In her 1997 book, Ghostly Matters, Avery Gordon describes haunting as that which appears “to be not there,” yet also a “seething presence, acting on and often meddling with taken-for-granted realities.” She further elaborates: “The ghost or the apparition is one form by which something lost, or barely visible, or seemingly not there to our supposedly well-trained eyes, makes itself known or apparent to us, in its own way, of course. The way of the ghost is haunting, and haunting is a very particular way of knowing what has happened or is happening. Being haunted drawn us affectively, sometimes against our will and always a bit magically, into the structure of feeling of a reality we come to experience, not as cold knowledge, but as a transformative recognition.” This course will investigate a number of literary and visual materials concerning ghosts and the phenomenon of haunting as a means of registering historical and material consequences of trauma on individual and collective consciousness. Our encounter with the ghostly presence opens up two primary avenues for critical interpretation: in the first instance, haunting provides a conceptual framework to approach the formal characteristics of 20th-century American literature, namely the ways in which repetition, fragmentation, and redaction function in the narratives as means of coping with and working through traumatic events. The second, and perhaps more productive avenue for critique, is to use the presence of ghosts as a strategy to undo the coherence of narrativization--to question not only what produces haunting but what is produced by it. From these conditions emerge the questions of what it means for literature to register the marks of trauma: Is the goal of narrativization to bear witness to the conditions and legacy of violence? Is it to reclaim the primacy of historically marginalized individuals against dominant discourses that legitimize only the perpetrators? Does the narrative provide a means of reconstructing coherence amidst systematic violence? Or, to echo David Eng and David Kazanjian, does the presence of the ghost gesture at new creative possibilities because “abject and unlivable bodies” do not simply disappear or lose intelligibility but persist through volatile and material remains, transforming these instances of haunting into possible sites of countermemory, articulation, and identification?

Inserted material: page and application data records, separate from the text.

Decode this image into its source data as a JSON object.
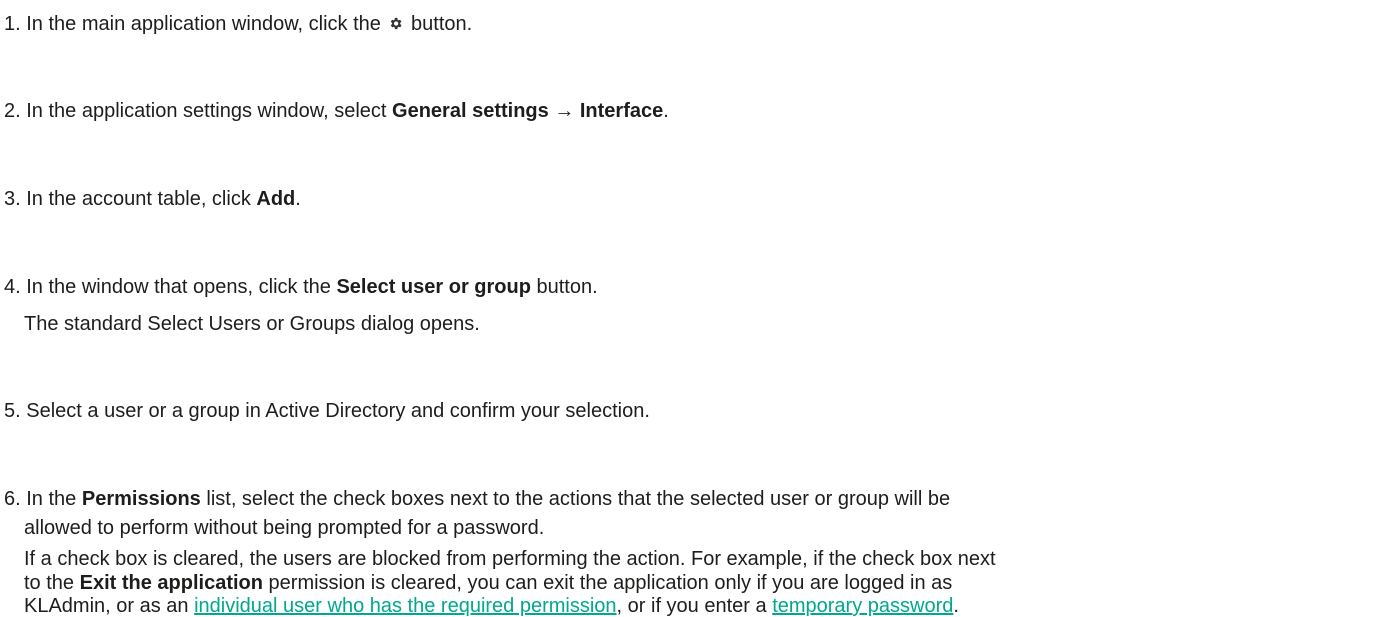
{
  "steps": [
    {
      "number": "1.",
      "pre": "In the main application window, click the",
      "icon": "gear-icon",
      "post": "button."
    },
    {
      "number": "2.",
      "pre": "In the application settings window, select",
      "bold1": "General settings",
      "arrow": "→",
      "bold2": "Interface",
      "post": "."
    },
    {
      "number": "3.",
      "pre": "In the account table, click",
      "bold": "Add",
      "post": "."
    },
    {
      "number": "4.",
      "pre": "In the window that opens, click the",
      "bold": "Select user or group",
      "post": "button.",
      "note": "The standard Select Users or Groups dialog opens."
    },
    {
      "number": "5.",
      "text": "Select a user or a group in Active Directory and confirm your selection."
    },
    {
      "number": "6.",
      "pre": "In the",
      "bold": "Permissions",
      "post": "list, select the check boxes next to the actions that the selected user or group will be",
      "line2": "allowed to perform without being prompted for a password.",
      "para_line1": "If a check box is cleared, the users are blocked from performing the action. For example, if the check box next",
      "para_line2_pre": "to the",
      "para_line2_bold": "Exit the application",
      "para_line2_post": "permission is cleared, you can exit the application only if you are logged in as",
      "para_line3_pre": "KLAdmin, or as an",
      "para_link1": "individual user who has the required permission",
      "para_line3_mid": ", or if you enter a",
      "para_link2": "temporary password",
      "para_line3_end": "."
    }
  ],
  "colors": {
    "text": "#1d1d1b",
    "link": "#00a88e"
  }
}
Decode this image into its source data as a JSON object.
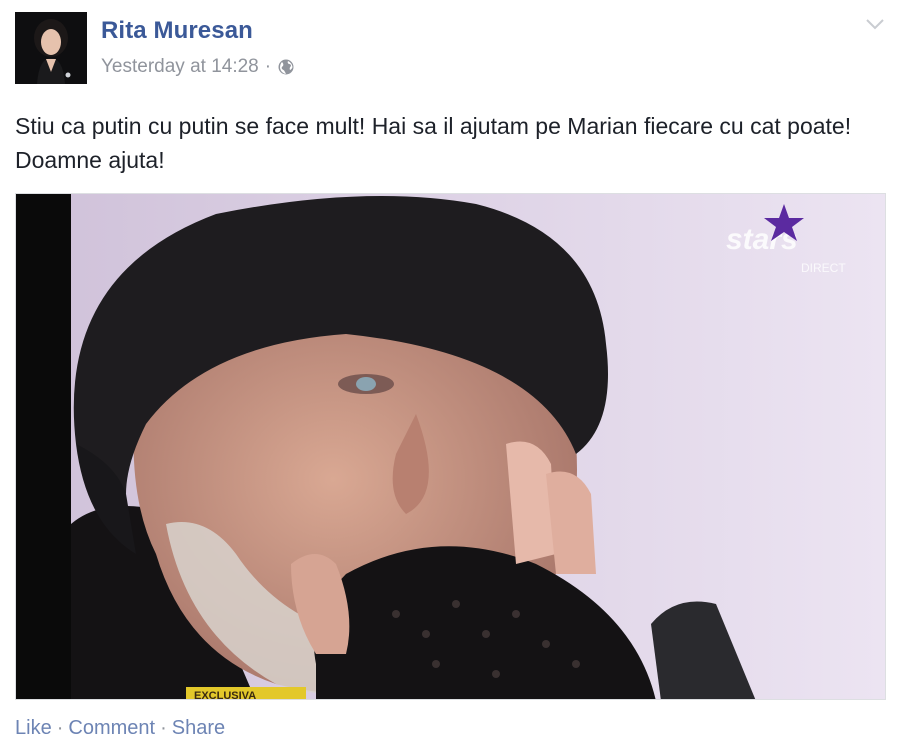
{
  "post": {
    "author": "Rita Muresan",
    "timestamp": "Yesterday at 14:28",
    "separator": "·",
    "privacy_icon": "globe-icon",
    "menu_icon": "chevron-down-icon",
    "text": "Stiu ca putin cu putin se face mult! Hai sa il ajutam pe Marian fiecare cu cat poate! Doamne ajuta!",
    "photo": {
      "description_icon": "photo",
      "watermark": "stars",
      "watermark_sub": "DIRECT",
      "banner": "EXCLUSIVA"
    }
  },
  "actions": {
    "like": "Like",
    "comment": "Comment",
    "share": "Share",
    "dot": "·"
  },
  "colors": {
    "link": "#3b5998",
    "meta": "#90949c",
    "text": "#1d2129"
  }
}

This class fulfills the University of Washington’s “W” requirement, which means that you may apply the course towards the additional 7-10 writing credits required by the university. Writing is a critical component of this class, and you will be expected to complete 10-15 pages of graded, out-of-class writing, in the form of two major papers. You will have an opportunity to submit rough drafts, meet with me to discuss your essay, and complete substantive revisions prior to turning in the two major papers.
Required Texts: • Henry James, The Turn of the Screw, Norton, ISBN 9780393959048 • William Faulkner, As I Lay Dying, Norton, ISBN 9780393931389 • Maxine Hong Kingston, The Woman Warrior, Vintage, ISBN 9780679721888
Additional Materials: • Course Packet (Available from The Ave Photocopy) • The Others (2001), dir. Alejandro Amenábar • Jacob’s Ladder (1990), dir. Adrian Lyne
Student learning goals
General method of instruction
Class assignments and grading